Task: Print the listing exactly as it stands. Skip every picture.

────────

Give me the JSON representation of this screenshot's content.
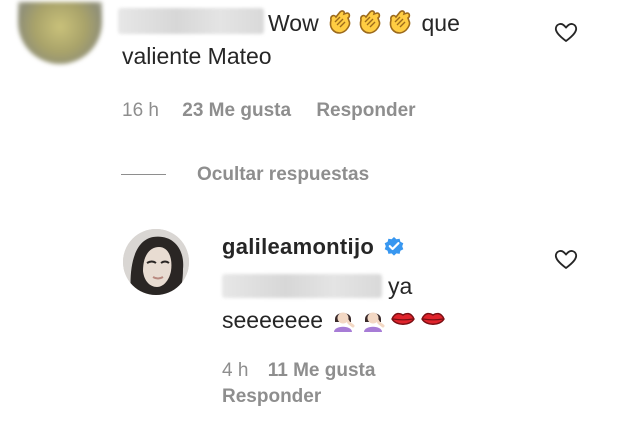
{
  "comment1": {
    "text_start": "Wow",
    "text_end": "que",
    "text_line2": "valiente Mateo",
    "emoji_icons": [
      "clapping-hands-icon",
      "clapping-hands-icon",
      "clapping-hands-icon"
    ],
    "time": "16 h",
    "likes": "23 Me gusta",
    "reply_label": "Responder"
  },
  "hide_replies_label": "Ocultar respuestas",
  "reply": {
    "username": "galileamontijo",
    "verified_icon": "verified-badge-icon",
    "text_suffix": "ya",
    "text_line2": "seeeeeee",
    "emoji_icons": [
      "woman-facepalming-icon",
      "woman-facepalming-icon",
      "lips-icon",
      "lips-icon"
    ],
    "time": "4 h",
    "likes": "11 Me gusta",
    "reply_label": "Responder"
  },
  "colors": {
    "text": "#262626",
    "meta": "#8e8e8e",
    "verified": "#3897f0",
    "lips": "#e0242c"
  }
}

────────

Task response:
Give me the JSON representation of this screenshot's content.
{
  "comment1": {
    "text_start": "Wow",
    "text_end": "que",
    "text_line2": "valiente Mateo",
    "emoji_icons": [
      "clapping-hands-icon",
      "clapping-hands-icon",
      "clapping-hands-icon"
    ],
    "time": "16 h",
    "likes": "23 Me gusta",
    "reply_label": "Responder"
  },
  "hide_replies_label": "Ocultar respuestas",
  "reply": {
    "username": "galileamontijo",
    "verified_icon": "verified-badge-icon",
    "text_suffix": "ya",
    "text_line2": "seeeeeee",
    "emoji_icons": [
      "woman-facepalming-icon",
      "woman-facepalming-icon",
      "lips-icon",
      "lips-icon"
    ],
    "time": "4 h",
    "likes": "11 Me gusta",
    "reply_label": "Responder"
  },
  "colors": {
    "text": "#262626",
    "meta": "#8e8e8e",
    "verified": "#3897f0",
    "lips": "#e0242c"
  }
}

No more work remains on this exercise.